I’ve kind of been anxiously waiting for this moment to happen. But now, I don’t even know where to begin to dissect the Miranda-Che relationship. (Shoutout to freelancer Emma Flint who talks about Che Diaz here.) Every episode, Che does this push-pull thing with Miranda that really pisses me off. They give Miranda no sense of stability in their relationship. So immediately, I knew that Che’s sitcom getting a bad read from the test group was NOT going to bode well for the Miranda-Che relationship. Like clockwork, Che gets all pissy with Miranda when they have a conversation about the show. Miranda is trying to be the best cheerleader, and Che is so rude about it. I get being upset on a day when you get bad news, but Che took it out on Miranda in a way that was unfair but, quite frankly, unsurprising. I did appreciate how “AJLT” seemed to poke fun at itself with the commentary from the Brooklyn viewer about Che’s persona: “The whole Che character was like a walking Boomer joke that felt so fake to me. Just some phony, sanitized, performative, cheesy-ass, dad-joke bullshit version of what the non-binary experience is. It sucked.” Whoever wrote that line deserves a raise. — Erin

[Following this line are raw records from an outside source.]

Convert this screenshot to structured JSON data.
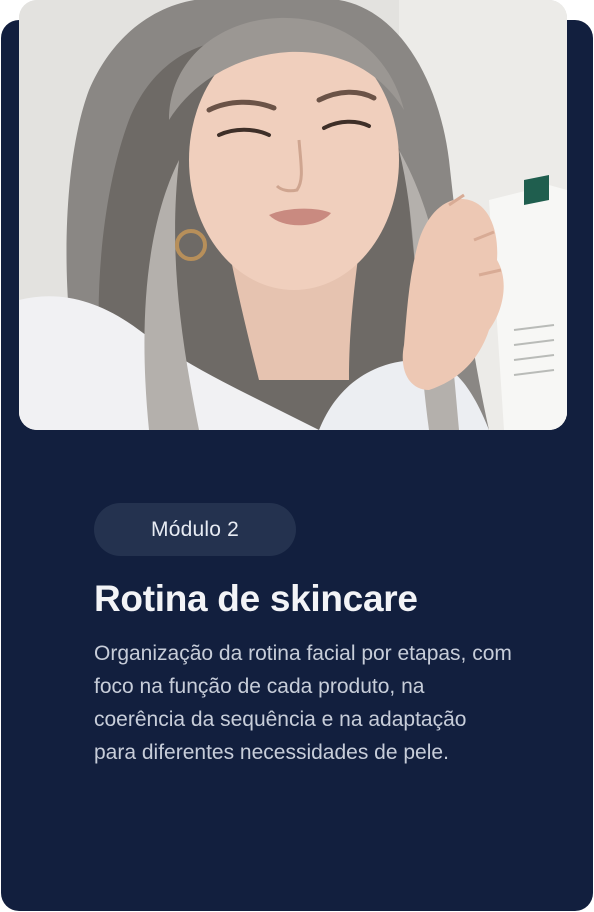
{
  "module": {
    "badge_label": "Módulo 2",
    "title": "Rotina de skincare",
    "description": "Organização da rotina facial por etapas, com foco na função de cada produto, na coerência da sequência e na adaptação para diferentes necessidades de pele."
  },
  "colors": {
    "card_background": "#121f3e",
    "badge_background": "#24324f",
    "title_text": "#f3f4f7",
    "body_text": "#c7cdd9"
  },
  "image": {
    "subject": "woman with long grey hair reading a skincare product package"
  }
}
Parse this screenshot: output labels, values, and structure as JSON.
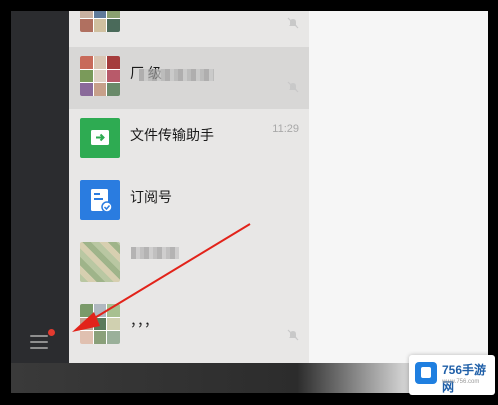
{
  "conversations": [
    {
      "name": "",
      "time": "",
      "muted": true,
      "avatar": "group-avatar"
    },
    {
      "name": "厂  级",
      "time": "",
      "muted": true,
      "avatar": "group-avatar"
    },
    {
      "name": "文件传输助手",
      "time": "11:29",
      "muted": false,
      "avatar": "file-transfer-icon"
    },
    {
      "name": "订阅号",
      "time": "",
      "muted": false,
      "avatar": "subscription-icon"
    },
    {
      "name": "",
      "time": "",
      "muted": false,
      "avatar": "blurred-avatar"
    },
    {
      "name": "，，，",
      "time": "",
      "muted": true,
      "avatar": "group-avatar"
    }
  ],
  "sidebar": {
    "menu_icon": "menu-icon",
    "badge_color": "#e33a2f"
  },
  "colors": {
    "accent_green": "#2eab52",
    "accent_blue": "#2a7ce0",
    "arrow_red": "#e2231a"
  },
  "watermark": {
    "brand": "756手游网",
    "url": "www.756.com"
  }
}
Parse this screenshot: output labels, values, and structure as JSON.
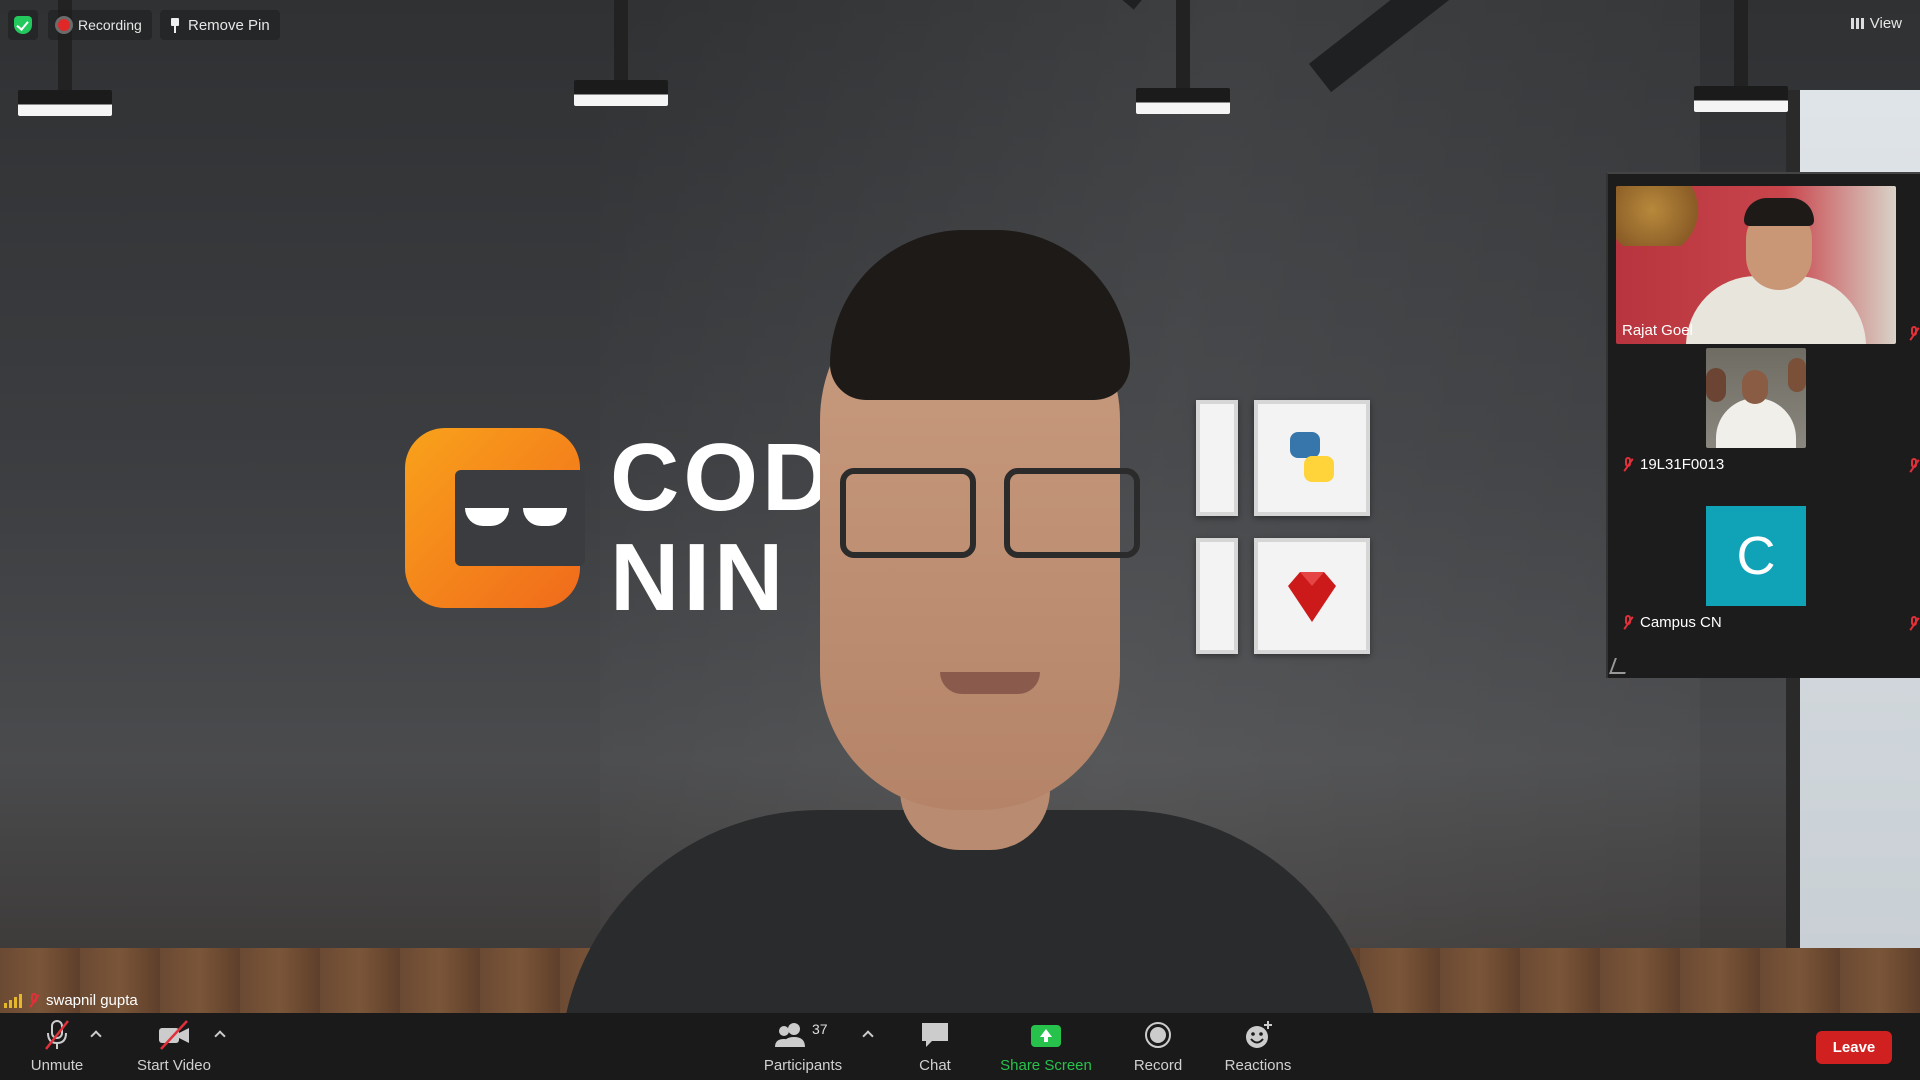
{
  "top_bar": {
    "recording_label": "Recording",
    "remove_pin_label": "Remove Pin",
    "view_label": "View"
  },
  "main_video": {
    "logo_text_line1": "COD",
    "logo_text_line2": "NIN",
    "participant_name": "swapnil gupta"
  },
  "side_panel": {
    "tiles": [
      {
        "name": "Rajat Goel",
        "muted": true
      },
      {
        "name": "19L31F0013",
        "muted": true
      },
      {
        "name": "Campus CN",
        "avatar_letter": "C",
        "muted": true
      }
    ]
  },
  "toolbar": {
    "unmute_label": "Unmute",
    "start_video_label": "Start Video",
    "participants_label": "Participants",
    "participants_count": "37",
    "chat_label": "Chat",
    "share_screen_label": "Share Screen",
    "record_label": "Record",
    "reactions_label": "Reactions",
    "leave_label": "Leave"
  },
  "colors": {
    "share_accent": "#27c24c",
    "leave_red": "#d0201f",
    "mute_red": "#e0303a",
    "avatar_teal": "#10a3b8",
    "encryption_green": "#23c95d"
  }
}
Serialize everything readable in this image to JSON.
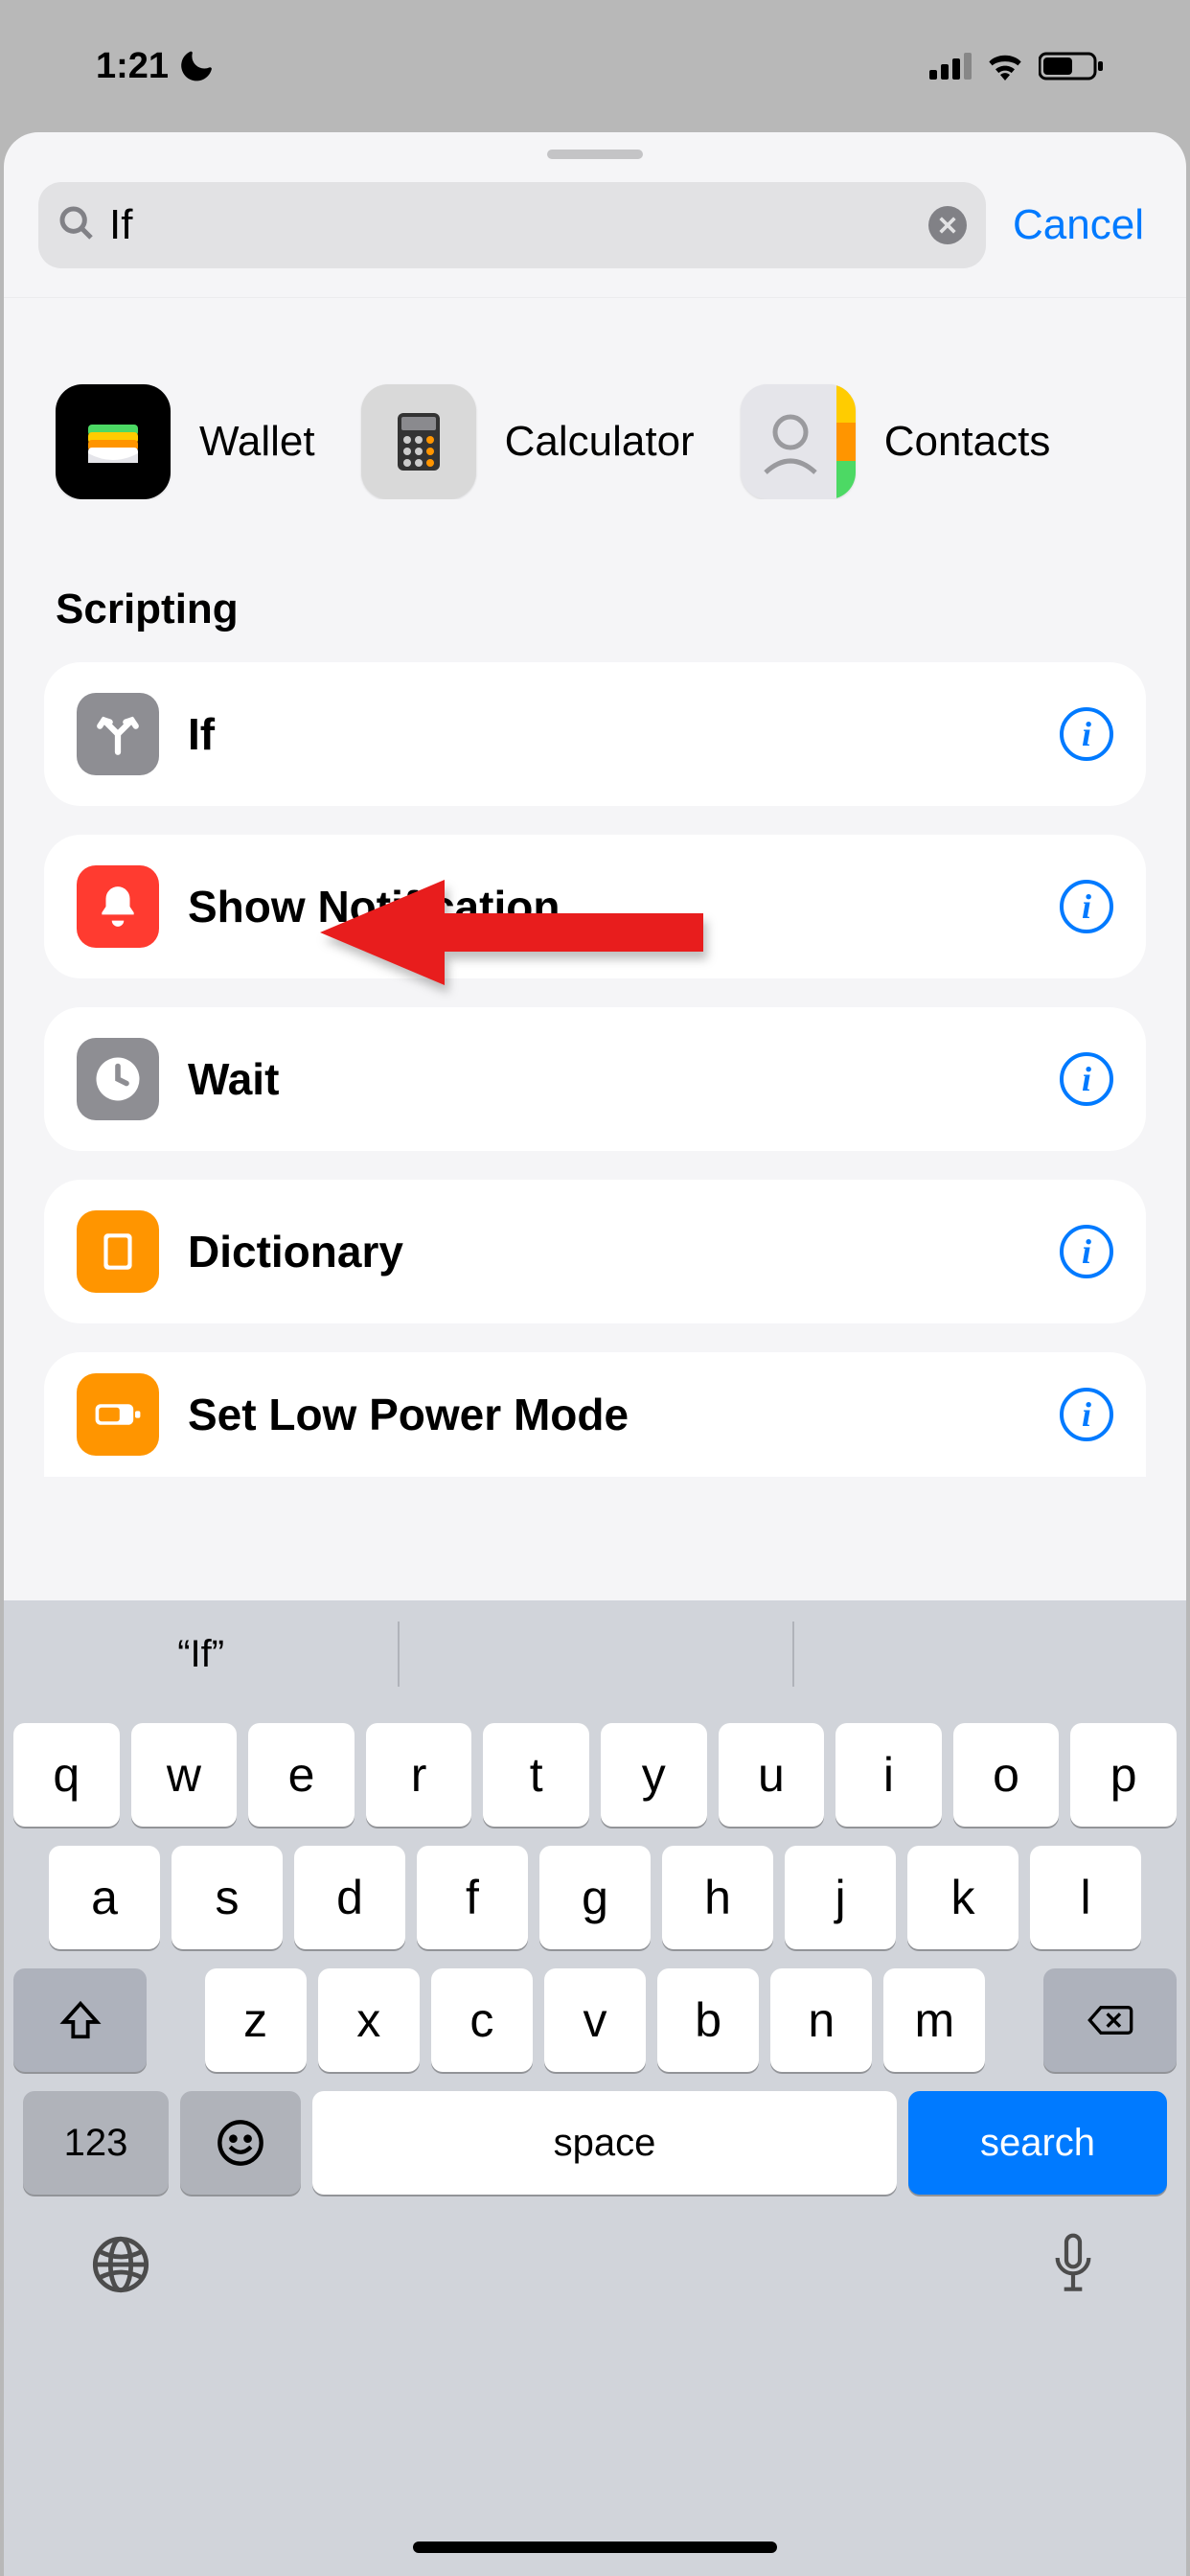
{
  "status": {
    "time": "1:21",
    "dnd": true,
    "signal": 3,
    "wifi": true,
    "battery_pct": 55
  },
  "search": {
    "value": "If",
    "placeholder": "Search",
    "cancel_label": "Cancel"
  },
  "apps": [
    {
      "name": "Wallet"
    },
    {
      "name": "Calculator"
    },
    {
      "name": "Contacts"
    }
  ],
  "section_title": "Scripting",
  "actions": [
    {
      "title": "If",
      "icon_color": "#8e8e93"
    },
    {
      "title": "Show Notification",
      "icon_color": "#ff3b30"
    },
    {
      "title": "Wait",
      "icon_color": "#8e8e93"
    },
    {
      "title": "Dictionary",
      "icon_color": "#ff9500"
    },
    {
      "title": "Set Low Power Mode",
      "icon_color": "#ff9500"
    }
  ],
  "keyboard": {
    "suggestion": "“If”",
    "rows": [
      [
        "q",
        "w",
        "e",
        "r",
        "t",
        "y",
        "u",
        "i",
        "o",
        "p"
      ],
      [
        "a",
        "s",
        "d",
        "f",
        "g",
        "h",
        "j",
        "k",
        "l"
      ],
      [
        "z",
        "x",
        "c",
        "v",
        "b",
        "n",
        "m"
      ]
    ],
    "numbers_label": "123",
    "space_label": "space",
    "search_label": "search"
  },
  "annotation": {
    "arrow_target": "If"
  }
}
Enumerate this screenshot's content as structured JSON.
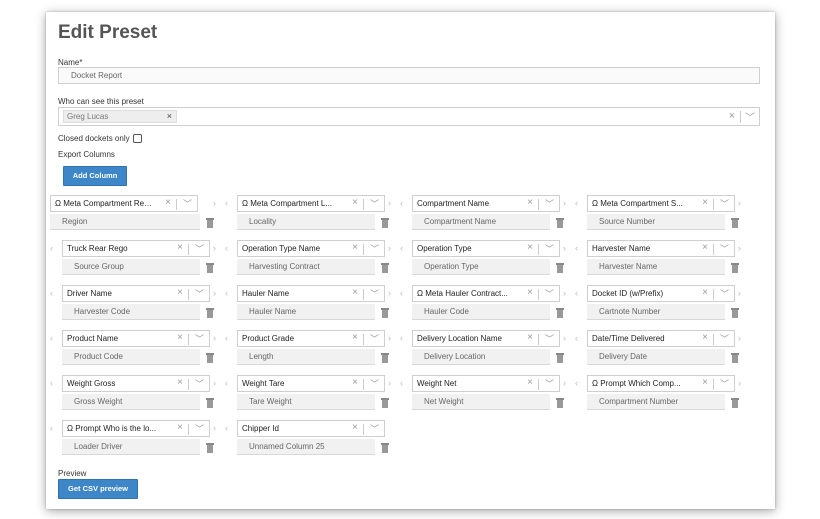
{
  "title": "Edit Preset",
  "name_label": "Name*",
  "name_value": "Docket Report",
  "who_label": "Who can see this preset",
  "who_tag": "Greg Lucas",
  "closed_label": "Closed dockets only",
  "export_label": "Export Columns",
  "add_column_label": "Add Column",
  "preview_label": "Preview",
  "csv_button_label": "Get CSV preview",
  "columns": [
    {
      "field": "Ω Meta Compartment Region",
      "alias": "Region"
    },
    {
      "field": "Ω Meta Compartment L...",
      "alias": "Locality"
    },
    {
      "field": "Compartment Name",
      "alias": "Compartment Name"
    },
    {
      "field": "Ω Meta Compartment S...",
      "alias": "Source Number"
    },
    {
      "field": "Truck Rear Rego",
      "alias": "Source Group"
    },
    {
      "field": "Operation Type Name",
      "alias": "Harvesting Contract"
    },
    {
      "field": "Operation Type",
      "alias": "Operation Type"
    },
    {
      "field": "Harvester Name",
      "alias": "Harvester Name"
    },
    {
      "field": "Driver Name",
      "alias": "Harvester Code"
    },
    {
      "field": "Hauler Name",
      "alias": "Hauler Name"
    },
    {
      "field": "Ω Meta Hauler Contract...",
      "alias": "Hauler Code"
    },
    {
      "field": "Docket ID (w/Prefix)",
      "alias": "Cartnote Number"
    },
    {
      "field": "Product Name",
      "alias": "Product Code"
    },
    {
      "field": "Product Grade",
      "alias": "Length"
    },
    {
      "field": "Delivery Location Name",
      "alias": "Delivery Location"
    },
    {
      "field": "Date/Time Delivered",
      "alias": "Delivery Date"
    },
    {
      "field": "Weight Gross",
      "alias": "Gross Weight"
    },
    {
      "field": "Weight Tare",
      "alias": "Tare Weight"
    },
    {
      "field": "Weight Net",
      "alias": "Net Weight"
    },
    {
      "field": "Ω Prompt Which Comp...",
      "alias": "Compartment Number"
    },
    {
      "field": "Ω Prompt Who is the lo...",
      "alias": "Loader Driver"
    },
    {
      "field": "Chipper Id",
      "alias": "Unnamed Column 25"
    }
  ]
}
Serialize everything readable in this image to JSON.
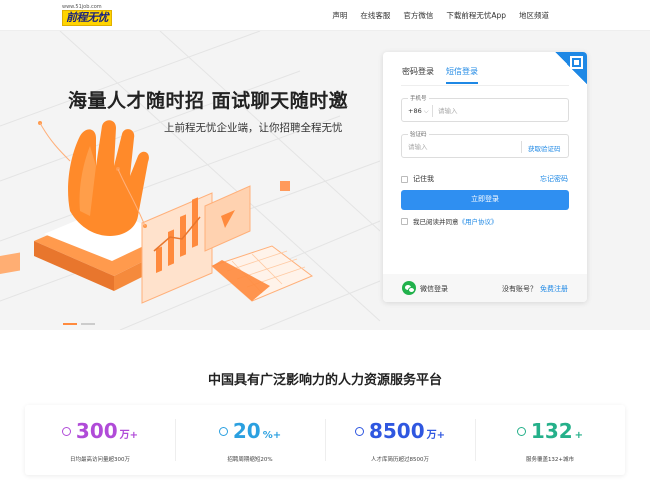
{
  "header": {
    "logo_url_text": "www.51job.com",
    "logo_text": "前程无忧",
    "nav": [
      "声明",
      "在线客服",
      "官方微信",
      "下载前程无忧App",
      "地区频道"
    ]
  },
  "hero": {
    "title": "海量人才随时招 面试聊天随时邀",
    "subtitle": "上前程无忧企业端，让你招聘全程无忧",
    "slide_count": 2,
    "active_slide": 1
  },
  "login": {
    "tabs": [
      {
        "label": "密码登录",
        "active": false
      },
      {
        "label": "短信登录",
        "active": true
      }
    ],
    "phone_field": {
      "label": "手机号",
      "country_code": "+86",
      "placeholder": "请输入"
    },
    "code_field": {
      "label": "验证码",
      "placeholder": "请输入",
      "get_code": "获取验证码"
    },
    "remember_label": "记住我",
    "forgot_label": "忘记密码",
    "submit_label": "立即登录",
    "agree_prefix": "我已阅读并同意",
    "agree_link": "《用户协议》",
    "wechat_label": "微信登录",
    "no_account": "没有账号？",
    "register_label": "免费注册"
  },
  "section_title": "中国具有广泛影响力的人力资源服务平台",
  "stats": [
    {
      "icon": "user-icon",
      "color": "#b04bd8",
      "number": "300",
      "unit": "万+",
      "label": "日均最高访问量超300万"
    },
    {
      "icon": "clock-icon",
      "color": "#2ba0e0",
      "number": "20",
      "unit": "%+",
      "label": "招聘周期缩短20%"
    },
    {
      "icon": "people-icon",
      "color": "#2f57e0",
      "number": "8500",
      "unit": "万+",
      "label": "人才库简历超过8500万"
    },
    {
      "icon": "chat-icon",
      "color": "#25b08a",
      "number": "132",
      "unit": "+",
      "label": "服务覆盖132+城市"
    }
  ]
}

This very meta storyline reminded me that the ongoing discourse about Che as a character has nothing to do with Sara Ramirez’s many talents as an actor. Their speech about feeling confident in their identity, only to have that self-assurance shattered by the focus group experience, gave me chills. Despite Che’s many flaws, I’m glad we’re getting to see a more vulnerable side to them this season. That said, I don’t see how Che and Miranda can salvage their relationship from here. It was literally painful to watch Che take all of their frustrations with the sitcom’s failure out on Miranda, who was doing her best to rally. Frankly, what’s left for Miranda in this very one-sided arrangement at this point? – Curtis

Speaking of self-references, the focus group participant saying that sitcom Che “would not be able to afford an apartment in Bushwick that big!” also felt like a meta-joke. It’s just like all the commentary on the original “SATC,” on how unrealistic it is that Carrie can afford her Upper East Side life while writing one column a week.

We talk about this every week, but Che has continually been written as this parody of what the writers think a character like Che would be like rather than coming across as an actual human. This whole sitcom plotline has only continued that dissonance. I wonder if Che and Miranda’s impending breakup can maybe allow the show to give Che a reset as a character. — Marina